 Impact of import streamlining  on food prices deemed uncertain

By Adrian H. Halili, Reporter

THE streamlined approval process for agricultural imports may not result in lower food prices while endangering the livelihoods of domestic producers, analysts said.

“There is no assurance that relaxing non-tariff measures will result in lower consumer prices. And it might only encourage smuggling, undervaluation and misdeclaration of imports,” Federation of Free Farmers Na-tional Manager Raul Q. Montemayor said in a Viber message.

Administrative Order No. 20 (AO 20) instructed the Departments of Agriculture (DA), Finance (DoF), and Trade and Industry (DTI) to simplify the administrative procedures for agricultural imports, as well as remove non-tariff barriers.

President Ferdinand R. Marcos, Jr. said the order was issued to ensure food security and bolster supply.

The DA was also tasked with reviewing the guidelines for importing sugar and fisheries products.

“The government (has) reduced the tariffs on prime commodities like rice, pork, and corn. Tariffs on other products are already very low. But these (measures) have not reduced retail prices,” Mr. Montemayor added.

Last year, the President approved Executive Order (EO) No. 50, extending the reduced tariff regime for rice imports to 35% for another year, applicable to shipments within or exceeding the minimum access volume.

Corn tariffs were set at 5% and 15% for in-quota and out-of-quota shipments, respectively. Pork tariffs were retained at 15% for shipments within the quota and 25% for those exceeding the quota.

Leonardo A. Lanzona, an economics professor with the Ateneo de Manila, said the order will not solve the country’s long-term supply problem.

“Allowing more imports can be a way of reducing inflation, mostly favoring consumers. General prices might have been reduced but remain higher than expected,” Mr. Lanzona said in a Messenger chat.

Inflation picked up to 3.7% in March from 3.4% in February and 7.6% a year earlier. Food inflation accelerated to 5.7%, the strongest reading since the 5.8% posted in November.

Danilo V. Fausto, president of the Philippine Chamber of Agriculture and Food, Inc. said in a Viber message that AO 20 may have a short-term impact on inflation but may “damage agricultural production over the long term.

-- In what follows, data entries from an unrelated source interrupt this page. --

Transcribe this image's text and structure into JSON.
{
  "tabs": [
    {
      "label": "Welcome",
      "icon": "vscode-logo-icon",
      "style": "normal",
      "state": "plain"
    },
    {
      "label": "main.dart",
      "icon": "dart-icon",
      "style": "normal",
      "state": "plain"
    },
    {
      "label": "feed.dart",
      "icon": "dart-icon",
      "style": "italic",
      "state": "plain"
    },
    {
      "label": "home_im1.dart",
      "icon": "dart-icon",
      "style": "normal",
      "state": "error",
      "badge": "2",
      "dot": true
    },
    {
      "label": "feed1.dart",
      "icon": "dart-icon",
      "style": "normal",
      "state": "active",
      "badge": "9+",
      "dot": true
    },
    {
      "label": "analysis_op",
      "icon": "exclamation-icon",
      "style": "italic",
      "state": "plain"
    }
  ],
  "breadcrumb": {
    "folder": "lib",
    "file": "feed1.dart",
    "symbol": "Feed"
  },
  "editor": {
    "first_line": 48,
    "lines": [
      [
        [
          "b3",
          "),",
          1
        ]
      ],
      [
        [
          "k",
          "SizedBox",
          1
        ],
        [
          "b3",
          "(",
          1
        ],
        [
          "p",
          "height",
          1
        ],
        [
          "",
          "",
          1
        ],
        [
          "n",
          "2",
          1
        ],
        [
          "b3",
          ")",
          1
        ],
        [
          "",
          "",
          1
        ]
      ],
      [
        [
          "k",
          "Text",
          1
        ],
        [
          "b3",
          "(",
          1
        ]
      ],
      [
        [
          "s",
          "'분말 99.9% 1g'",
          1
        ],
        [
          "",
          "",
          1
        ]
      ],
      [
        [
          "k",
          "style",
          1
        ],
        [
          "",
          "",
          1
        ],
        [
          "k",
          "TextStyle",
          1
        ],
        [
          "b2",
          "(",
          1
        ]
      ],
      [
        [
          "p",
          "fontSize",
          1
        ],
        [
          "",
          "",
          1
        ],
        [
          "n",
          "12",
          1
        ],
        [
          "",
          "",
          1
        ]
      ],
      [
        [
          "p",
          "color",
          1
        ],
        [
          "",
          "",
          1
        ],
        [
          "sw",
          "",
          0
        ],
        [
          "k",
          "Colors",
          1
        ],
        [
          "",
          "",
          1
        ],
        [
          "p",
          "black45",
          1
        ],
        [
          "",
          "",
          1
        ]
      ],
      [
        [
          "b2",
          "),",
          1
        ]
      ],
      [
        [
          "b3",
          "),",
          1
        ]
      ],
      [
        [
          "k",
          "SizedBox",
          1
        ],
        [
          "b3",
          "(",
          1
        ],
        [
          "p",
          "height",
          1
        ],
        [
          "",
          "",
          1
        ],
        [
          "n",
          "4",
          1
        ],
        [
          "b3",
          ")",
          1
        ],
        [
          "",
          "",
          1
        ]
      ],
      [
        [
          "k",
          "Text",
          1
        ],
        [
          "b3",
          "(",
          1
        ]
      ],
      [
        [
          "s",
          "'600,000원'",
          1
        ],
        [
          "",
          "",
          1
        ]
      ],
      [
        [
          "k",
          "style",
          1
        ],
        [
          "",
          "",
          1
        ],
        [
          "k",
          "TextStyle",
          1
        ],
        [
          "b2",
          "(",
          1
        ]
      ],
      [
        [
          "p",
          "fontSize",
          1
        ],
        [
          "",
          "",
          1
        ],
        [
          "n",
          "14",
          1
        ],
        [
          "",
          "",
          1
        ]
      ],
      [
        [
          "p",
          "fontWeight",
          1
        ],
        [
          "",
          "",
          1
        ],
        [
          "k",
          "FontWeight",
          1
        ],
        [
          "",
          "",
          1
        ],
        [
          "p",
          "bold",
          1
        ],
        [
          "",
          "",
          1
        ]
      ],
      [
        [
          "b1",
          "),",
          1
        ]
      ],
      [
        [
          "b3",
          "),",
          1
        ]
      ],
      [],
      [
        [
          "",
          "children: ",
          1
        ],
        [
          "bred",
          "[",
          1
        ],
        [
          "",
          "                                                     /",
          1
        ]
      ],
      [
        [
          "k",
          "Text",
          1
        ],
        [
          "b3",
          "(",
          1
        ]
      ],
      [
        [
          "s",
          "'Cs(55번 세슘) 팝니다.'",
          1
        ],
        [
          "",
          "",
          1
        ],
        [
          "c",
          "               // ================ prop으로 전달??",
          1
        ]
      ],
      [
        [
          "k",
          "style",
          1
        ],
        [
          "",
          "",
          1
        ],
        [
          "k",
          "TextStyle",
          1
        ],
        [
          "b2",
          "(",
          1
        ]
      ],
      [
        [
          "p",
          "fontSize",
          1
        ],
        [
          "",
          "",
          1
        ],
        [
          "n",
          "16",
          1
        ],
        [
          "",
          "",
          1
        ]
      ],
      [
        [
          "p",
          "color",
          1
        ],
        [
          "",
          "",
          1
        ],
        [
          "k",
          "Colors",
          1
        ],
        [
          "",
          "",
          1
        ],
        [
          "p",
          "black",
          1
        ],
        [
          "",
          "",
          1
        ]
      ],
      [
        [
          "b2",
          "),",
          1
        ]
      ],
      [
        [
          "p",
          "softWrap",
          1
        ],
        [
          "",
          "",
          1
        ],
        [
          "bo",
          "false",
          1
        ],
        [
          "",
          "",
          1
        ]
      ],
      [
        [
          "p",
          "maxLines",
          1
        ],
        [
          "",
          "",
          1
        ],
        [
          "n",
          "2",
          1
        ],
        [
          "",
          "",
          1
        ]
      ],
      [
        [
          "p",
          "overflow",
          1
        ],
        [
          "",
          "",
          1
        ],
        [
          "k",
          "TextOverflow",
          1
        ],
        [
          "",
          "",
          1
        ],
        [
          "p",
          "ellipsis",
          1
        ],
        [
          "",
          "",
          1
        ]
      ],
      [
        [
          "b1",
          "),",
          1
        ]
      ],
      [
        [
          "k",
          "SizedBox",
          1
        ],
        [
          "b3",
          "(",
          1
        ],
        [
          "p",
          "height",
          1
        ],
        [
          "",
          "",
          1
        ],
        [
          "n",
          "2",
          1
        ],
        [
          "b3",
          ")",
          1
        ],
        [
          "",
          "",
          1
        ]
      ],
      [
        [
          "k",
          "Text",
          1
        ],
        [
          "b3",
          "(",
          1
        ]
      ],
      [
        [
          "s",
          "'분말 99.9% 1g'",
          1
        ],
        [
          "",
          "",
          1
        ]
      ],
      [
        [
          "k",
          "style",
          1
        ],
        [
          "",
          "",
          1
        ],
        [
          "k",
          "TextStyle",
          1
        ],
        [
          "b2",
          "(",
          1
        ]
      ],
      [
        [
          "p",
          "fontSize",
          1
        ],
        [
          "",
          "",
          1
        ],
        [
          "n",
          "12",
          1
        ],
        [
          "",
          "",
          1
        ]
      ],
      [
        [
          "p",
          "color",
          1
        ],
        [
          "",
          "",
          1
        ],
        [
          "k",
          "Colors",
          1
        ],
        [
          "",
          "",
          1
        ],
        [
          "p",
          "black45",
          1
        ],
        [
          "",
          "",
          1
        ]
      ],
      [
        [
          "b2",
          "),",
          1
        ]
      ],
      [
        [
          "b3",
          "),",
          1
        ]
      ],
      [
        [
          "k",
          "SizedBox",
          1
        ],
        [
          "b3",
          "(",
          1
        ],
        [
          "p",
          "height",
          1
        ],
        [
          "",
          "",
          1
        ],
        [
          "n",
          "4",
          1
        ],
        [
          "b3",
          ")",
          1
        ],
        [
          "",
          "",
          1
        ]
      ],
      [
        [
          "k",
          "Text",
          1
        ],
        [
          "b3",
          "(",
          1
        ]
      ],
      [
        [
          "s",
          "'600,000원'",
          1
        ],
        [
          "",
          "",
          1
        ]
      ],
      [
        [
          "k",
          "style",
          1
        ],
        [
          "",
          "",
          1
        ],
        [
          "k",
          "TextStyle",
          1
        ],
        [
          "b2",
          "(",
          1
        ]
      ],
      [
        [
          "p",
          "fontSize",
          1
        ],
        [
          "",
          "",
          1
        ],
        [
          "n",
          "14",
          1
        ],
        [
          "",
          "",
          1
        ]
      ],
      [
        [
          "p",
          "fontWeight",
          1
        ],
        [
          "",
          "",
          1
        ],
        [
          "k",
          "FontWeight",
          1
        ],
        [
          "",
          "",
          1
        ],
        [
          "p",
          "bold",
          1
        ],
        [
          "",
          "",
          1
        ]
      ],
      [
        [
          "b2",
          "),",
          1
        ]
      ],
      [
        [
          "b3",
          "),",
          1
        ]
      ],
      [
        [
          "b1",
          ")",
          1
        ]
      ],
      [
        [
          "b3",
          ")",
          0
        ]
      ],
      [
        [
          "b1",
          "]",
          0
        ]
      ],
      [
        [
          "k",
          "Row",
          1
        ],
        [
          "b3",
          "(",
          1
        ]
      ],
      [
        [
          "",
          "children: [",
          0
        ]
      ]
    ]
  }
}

“AO 20 will encourage and incentivize imports… If producers cannot compete with imports… farmers will leave farming and do something else to earn a living,” Mr. Fausto added.